The senior foreign envoy of the European Union has warned that the Islamist insurgency in gas-rich northern Mozambique must be controlled before it threatens the rest of East Africa.
“We cannot allow East Africa to become (a haven) for international terrorist networks and the tight links they have with traffickers of human beings and piracy,” Portugal’s Foreign Minister Augusto Santos Silva told the European Parliament on Tuesday.
Offer of EU support
“This is in the interest of the EU; it is not merely an internal matter for Mozambique,” Silva told the Foreign Affairs Committee when presenting the overseas priorities of the Portuguese presidency of the EU Council.
He stressed that the EU will “support the efforts of the Mozambican authorities in the fight against international terrorism and support them in coping with the very difficult situation today in the north, particularly in Cabo Delgado”.
Maputo reaches out
Silva spent two days in Maputo last week at the behest of the European Commission’s High Representative for Foreign Policy, Josep Borrell, to find out how best to offer Mozambique support.
His visit came after a letter was sent on 16 December to the EU by Mozambique’s government, appealing for help.
Silva said: “We decided to increase co-operation with Mozambique in areas where it already exists, such as development aid and humanitarian assistance (and) security.
"When it comes to security, we will train Mozambican military forces so they can give a better response to the insurgency and we will also provide equipment.”
He also hopes that “within the coming weeks, we’ll be able to define the political framework through which we can strengthen this co-operation".
Silva highlighted the importance of support being provided in the context of maintaining “strict respect for Mozambique’s sovereignty” and “strict respect” for the role that could also be played by the African Union and the Southern African Development Community.
Threat to LNG plans
Portugal’s foreign minister also stressed the importance of support being implemented “as soon as possible".
Silva's comments came amid increasing concerns that the insurgents could mobilise west into neighbouring Niassa province, which borders Malawi and Lake Malawi.
This week, Cabo Ligado, a conflict monitoring organisation that focuses on Mozambique, cited Joao Mosca, director of Mozambique’s Rural Environment Observatory as saying Niassa suffers from the same elevated poverty levels and extreme inequality that exist in Cabo Delgado, potentially making the province a fertile recruiting ground for the insurgency.

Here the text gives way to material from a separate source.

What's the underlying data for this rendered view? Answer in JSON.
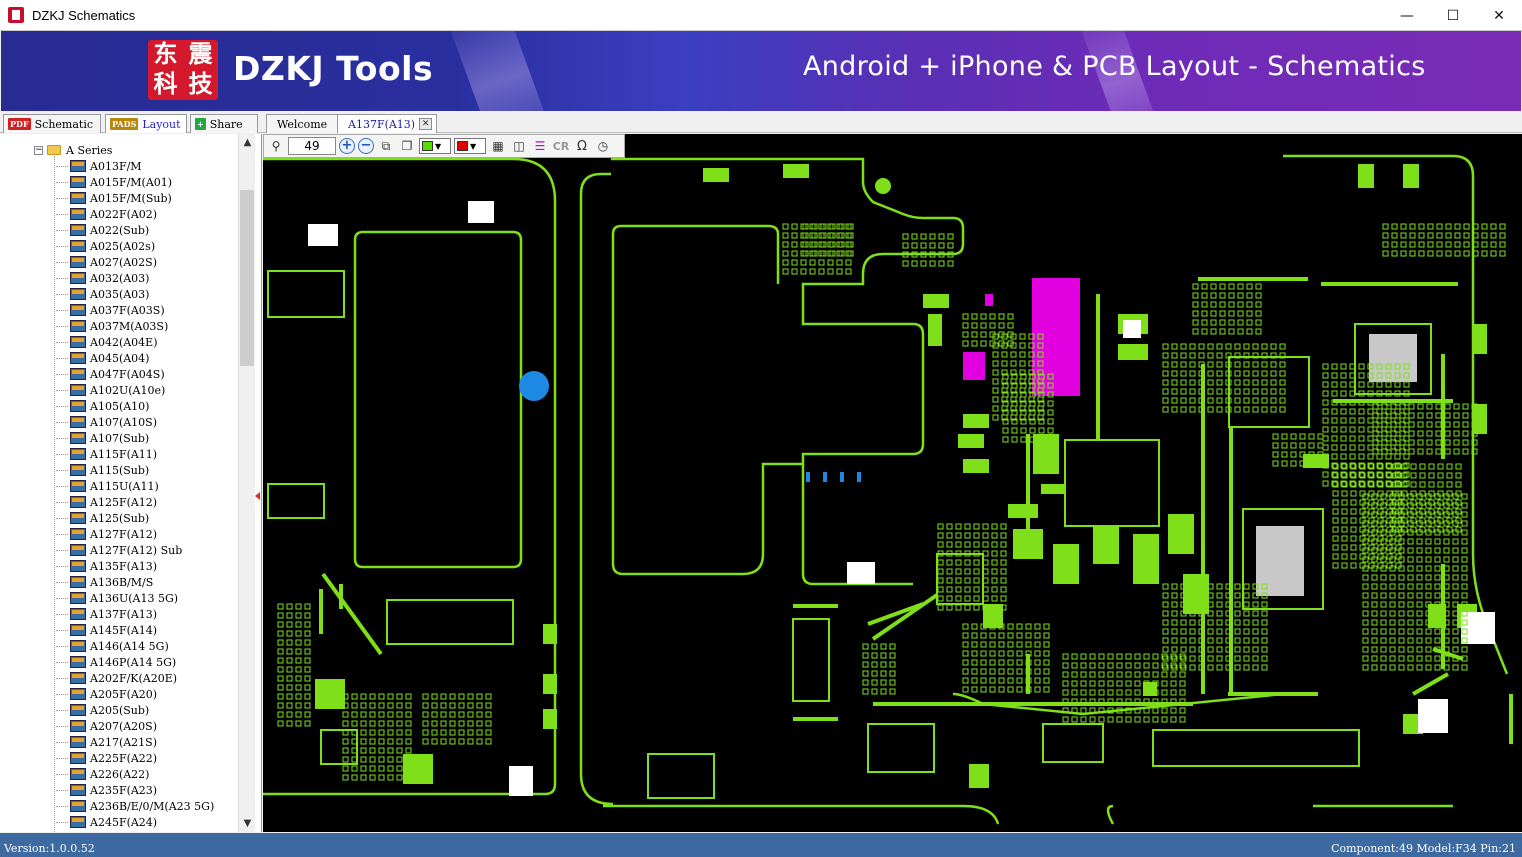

Cabo Delgado is home to a huge liquefied natural gas complex at Afungi that is being developed by Total and where ExxonMobil also plans build a second huge LNG plant.
However, work on Totals Mozambique LNG project ground to a halt this month due to the threat posed by insurgents.
Since it erupted in late 2017, the Islamist insurgency has displaced some 560,000 people so far, with more than 2000 deaths.